Funeral Tributes Southend on Sea / Stanford le Hope to Shoeburyness
Funeral Customs by religion, Ethnicity, and Culture – Part 2
The traditional Buddhist flower of mourning are white flowers which are generally sent to the family. An important difference here is to note that sending red flowers or gifts of food are not considered good etiquette.
However you may make a donation to the family or a charity of their choice in the name of the deceased.
At the viewing, candles and incense will be used until the body is moved on to the cemetery or crematorium. When you visit you should greet the family and offer your condolences, then walk toward the casket and bow, you can then either stay for a while or leave. Visitors often make financial donations to the family or charity at the viewing.
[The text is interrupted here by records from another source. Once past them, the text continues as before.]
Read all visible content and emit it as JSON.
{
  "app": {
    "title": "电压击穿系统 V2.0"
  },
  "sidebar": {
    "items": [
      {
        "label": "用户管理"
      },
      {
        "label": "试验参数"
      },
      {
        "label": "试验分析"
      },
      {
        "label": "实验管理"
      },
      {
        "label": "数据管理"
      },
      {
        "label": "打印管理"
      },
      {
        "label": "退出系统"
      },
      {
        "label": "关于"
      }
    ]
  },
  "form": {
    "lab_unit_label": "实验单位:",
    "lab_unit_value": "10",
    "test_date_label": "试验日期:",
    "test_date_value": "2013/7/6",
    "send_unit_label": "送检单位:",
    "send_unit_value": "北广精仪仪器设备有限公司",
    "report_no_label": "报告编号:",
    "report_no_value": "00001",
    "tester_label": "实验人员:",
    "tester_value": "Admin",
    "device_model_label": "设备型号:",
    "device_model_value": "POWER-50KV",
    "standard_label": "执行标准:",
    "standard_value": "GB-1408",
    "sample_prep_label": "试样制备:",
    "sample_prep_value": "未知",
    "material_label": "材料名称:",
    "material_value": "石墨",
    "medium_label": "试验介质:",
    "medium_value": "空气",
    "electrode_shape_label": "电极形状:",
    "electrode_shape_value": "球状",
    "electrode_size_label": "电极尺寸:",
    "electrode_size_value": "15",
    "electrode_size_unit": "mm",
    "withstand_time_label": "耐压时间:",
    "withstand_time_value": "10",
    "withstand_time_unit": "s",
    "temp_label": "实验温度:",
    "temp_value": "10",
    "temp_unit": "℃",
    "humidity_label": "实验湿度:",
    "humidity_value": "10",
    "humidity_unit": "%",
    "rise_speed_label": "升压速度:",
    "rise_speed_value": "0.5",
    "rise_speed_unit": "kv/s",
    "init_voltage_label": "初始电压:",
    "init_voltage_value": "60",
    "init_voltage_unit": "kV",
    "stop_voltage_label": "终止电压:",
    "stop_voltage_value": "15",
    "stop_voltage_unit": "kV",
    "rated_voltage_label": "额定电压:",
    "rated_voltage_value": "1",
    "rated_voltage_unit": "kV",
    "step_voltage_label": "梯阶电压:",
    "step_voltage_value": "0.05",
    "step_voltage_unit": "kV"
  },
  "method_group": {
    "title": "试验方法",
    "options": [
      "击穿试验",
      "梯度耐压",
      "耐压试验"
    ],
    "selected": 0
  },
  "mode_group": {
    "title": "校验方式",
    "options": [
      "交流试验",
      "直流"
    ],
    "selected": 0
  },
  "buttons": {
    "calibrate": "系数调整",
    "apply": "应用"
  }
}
The funeral service will be conducted by a monk at the funeral, and guests are expected to bow slightly toward the body (if it is in an open casket) this is a sign of appreciation of impermanence.
White is generally worn by the family and friends will often wear black. As a friend you may visit the home of the deceased’s family after the funeral but not before.
This service is usually conducted by a Hindu priest and the family members. Traditionally the ceremony is followed by cremation within 24 hours after death. Mourners will dress casually in simple white clothes and should arrive empty-handed. It is important to note that mourners do not bring flowers or gifts to the funeral.
Also guests should not attempt to exchange greetings with the official mourners, but just nod or hug in sympathy – very little should be spoken. Generally you will see flower garlands and mixed seasonal arrangements of flowers in the open casket. As a guest you will be expected to view the body.
Ten days after the death, they will have a ceremony at the home of the deceased to liberate the soul and make it ready for its ascent into heaven. If you are invited to visit the home at this time, you should bring gifts of fruit.
Asian funerals welcome white or yellow chrysanthemums as a sign of respect. In China, Japan and Korea, the white chrysanthemums are symbolic of mourning and grief. However yellow chrysanthemums can also be the traditional flower at funerals. In Chinese culture, the family wears white at the funeral but they will not wear any jewellery or any red clothing, this is because red is the colour of happiness. Before sending and funeral flowers to an Asian funeral, it is best to contact the funeral home or a friend of the family or a relative who will be able to provide you with more information.
Opinion can vary as to how appropriate it is to of sending flowers to an Islamic funeral. Some argue the Islamic emphasis on simplicity makes the gifts of flowers unsuitable. However Others think that sending flowers can be appropriate.
The best option here is to ask the local religious leader or the family if its ok to send flowers. If they are, then fragrant flowers such as roses are more popular. Also palm branches, and greens, or individual flowers that can be placed on the grave.
Church of Jesus Christ of Latter-day Saints
– Mormon Funeral
It is appropriate to send floral tributes and these are encouraged for a Mormon ceremony, except be careful not send anything in the shape of a cross. This is important as crosses and the crucifix are not permitted, as Latter-day Saints strictly believe in the bodily resurrection of Christ.
Funerals wll be conducted by the bishop of the deceased’s congregation, this is done typically within seven days of death and it may take place in a church, funeral home or at graveside.
Funerals are not normally held inside a temple. It would be appropriate to visit or contact the family to offer your condolences both before and after the funeral. A modest attire (suit and tie for men; dress or suit for women) are considered appropriate. However no head covering is required. And the guests will typically attend the burial following the service.